- **Input records**:

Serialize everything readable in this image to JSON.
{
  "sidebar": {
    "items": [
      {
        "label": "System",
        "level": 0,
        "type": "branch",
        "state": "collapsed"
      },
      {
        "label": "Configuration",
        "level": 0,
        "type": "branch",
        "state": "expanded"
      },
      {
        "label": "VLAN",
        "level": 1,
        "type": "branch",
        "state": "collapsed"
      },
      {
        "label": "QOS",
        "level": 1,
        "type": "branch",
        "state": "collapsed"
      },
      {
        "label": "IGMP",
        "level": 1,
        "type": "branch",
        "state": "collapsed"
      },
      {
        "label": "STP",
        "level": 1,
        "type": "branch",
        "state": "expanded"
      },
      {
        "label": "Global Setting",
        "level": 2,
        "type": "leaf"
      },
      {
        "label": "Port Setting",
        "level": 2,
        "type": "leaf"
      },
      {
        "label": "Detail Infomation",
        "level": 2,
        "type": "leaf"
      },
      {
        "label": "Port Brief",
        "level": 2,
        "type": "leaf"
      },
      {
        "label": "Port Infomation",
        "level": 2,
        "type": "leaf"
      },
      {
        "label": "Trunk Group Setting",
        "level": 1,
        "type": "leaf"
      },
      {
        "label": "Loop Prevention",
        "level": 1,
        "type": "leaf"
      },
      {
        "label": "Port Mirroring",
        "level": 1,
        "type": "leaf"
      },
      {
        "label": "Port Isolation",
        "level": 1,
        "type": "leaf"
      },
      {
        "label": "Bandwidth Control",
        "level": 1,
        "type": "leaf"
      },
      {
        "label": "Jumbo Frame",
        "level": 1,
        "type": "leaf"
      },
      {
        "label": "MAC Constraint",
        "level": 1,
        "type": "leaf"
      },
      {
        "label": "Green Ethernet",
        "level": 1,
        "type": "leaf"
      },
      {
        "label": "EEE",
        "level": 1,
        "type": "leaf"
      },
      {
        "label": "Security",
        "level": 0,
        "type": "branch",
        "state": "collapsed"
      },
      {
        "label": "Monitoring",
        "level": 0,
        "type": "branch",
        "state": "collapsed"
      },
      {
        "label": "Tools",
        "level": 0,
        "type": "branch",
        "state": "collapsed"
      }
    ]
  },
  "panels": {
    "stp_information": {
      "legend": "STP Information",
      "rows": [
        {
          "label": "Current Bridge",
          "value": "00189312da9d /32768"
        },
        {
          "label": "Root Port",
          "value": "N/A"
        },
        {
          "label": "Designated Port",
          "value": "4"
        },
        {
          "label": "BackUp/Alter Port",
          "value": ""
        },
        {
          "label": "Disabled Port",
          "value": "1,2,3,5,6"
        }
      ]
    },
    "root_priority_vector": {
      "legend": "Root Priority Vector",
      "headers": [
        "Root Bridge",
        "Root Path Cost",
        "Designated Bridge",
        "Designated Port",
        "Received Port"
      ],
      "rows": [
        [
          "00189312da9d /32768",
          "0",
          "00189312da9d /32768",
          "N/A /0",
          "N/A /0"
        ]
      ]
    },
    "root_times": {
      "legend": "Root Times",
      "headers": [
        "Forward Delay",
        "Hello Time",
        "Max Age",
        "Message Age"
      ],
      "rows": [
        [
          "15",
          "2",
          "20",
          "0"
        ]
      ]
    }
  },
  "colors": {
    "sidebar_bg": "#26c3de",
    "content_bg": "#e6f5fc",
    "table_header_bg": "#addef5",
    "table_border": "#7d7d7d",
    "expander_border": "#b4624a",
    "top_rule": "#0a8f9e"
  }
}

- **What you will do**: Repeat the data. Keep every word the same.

- **Reply**:
Serialize everything readable in this image to JSON.
{
  "sidebar": {
    "items": [
      {
        "label": "System",
        "level": 0,
        "type": "branch",
        "state": "collapsed"
      },
      {
        "label": "Configuration",
        "level": 0,
        "type": "branch",
        "state": "expanded"
      },
      {
        "label": "VLAN",
        "level": 1,
        "type": "branch",
        "state": "collapsed"
      },
      {
        "label": "QOS",
        "level": 1,
        "type": "branch",
        "state": "collapsed"
      },
      {
        "label": "IGMP",
        "level": 1,
        "type": "branch",
        "state": "collapsed"
      },
      {
        "label": "STP",
        "level": 1,
        "type": "branch",
        "state": "expanded"
      },
      {
        "label": "Global Setting",
        "level": 2,
        "type": "leaf"
      },
      {
        "label": "Port Setting",
        "level": 2,
        "type": "leaf"
      },
      {
        "label": "Detail Infomation",
        "level": 2,
        "type": "leaf"
      },
      {
        "label": "Port Brief",
        "level": 2,
        "type": "leaf"
      },
      {
        "label": "Port Infomation",
        "level": 2,
        "type": "leaf"
      },
      {
        "label": "Trunk Group Setting",
        "level": 1,
        "type": "leaf"
      },
      {
        "label": "Loop Prevention",
        "level": 1,
        "type": "leaf"
      },
      {
        "label": "Port Mirroring",
        "level": 1,
        "type": "leaf"
      },
      {
        "label": "Port Isolation",
        "level": 1,
        "type": "leaf"
      },
      {
        "label": "Bandwidth Control",
        "level": 1,
        "type": "leaf"
      },
      {
        "label": "Jumbo Frame",
        "level": 1,
        "type": "leaf"
      },
      {
        "label": "MAC Constraint",
        "level": 1,
        "type": "leaf"
      },
      {
        "label": "Green Ethernet",
        "level": 1,
        "type": "leaf"
      },
      {
        "label": "EEE",
        "level": 1,
        "type": "leaf"
      },
      {
        "label": "Security",
        "level": 0,
        "type": "branch",
        "state": "collapsed"
      },
      {
        "label": "Monitoring",
        "level": 0,
        "type": "branch",
        "state": "collapsed"
      },
      {
        "label": "Tools",
        "level": 0,
        "type": "branch",
        "state": "collapsed"
      }
    ]
  },
  "panels": {
    "stp_information": {
      "legend": "STP Information",
      "rows": [
        {
          "label": "Current Bridge",
          "value": "00189312da9d /32768"
        },
        {
          "label": "Root Port",
          "value": "N/A"
        },
        {
          "label": "Designated Port",
          "value": "4"
        },
        {
          "label": "BackUp/Alter Port",
          "value": ""
        },
        {
          "label": "Disabled Port",
          "value": "1,2,3,5,6"
        }
      ]
    },
    "root_priority_vector": {
      "legend": "Root Priority Vector",
      "headers": [
        "Root Bridge",
        "Root Path Cost",
        "Designated Bridge",
        "Designated Port",
        "Received Port"
      ],
      "rows": [
        [
          "00189312da9d /32768",
          "0",
          "00189312da9d /32768",
          "N/A /0",
          "N/A /0"
        ]
      ]
    },
    "root_times": {
      "legend": "Root Times",
      "headers": [
        "Forward Delay",
        "Hello Time",
        "Max Age",
        "Message Age"
      ],
      "rows": [
        [
          "15",
          "2",
          "20",
          "0"
        ]
      ]
    }
  },
  "colors": {
    "sidebar_bg": "#26c3de",
    "content_bg": "#e6f5fc",
    "table_header_bg": "#addef5",
    "table_border": "#7d7d7d",
    "expander_border": "#b4624a",
    "top_rule": "#0a8f9e"
  }
}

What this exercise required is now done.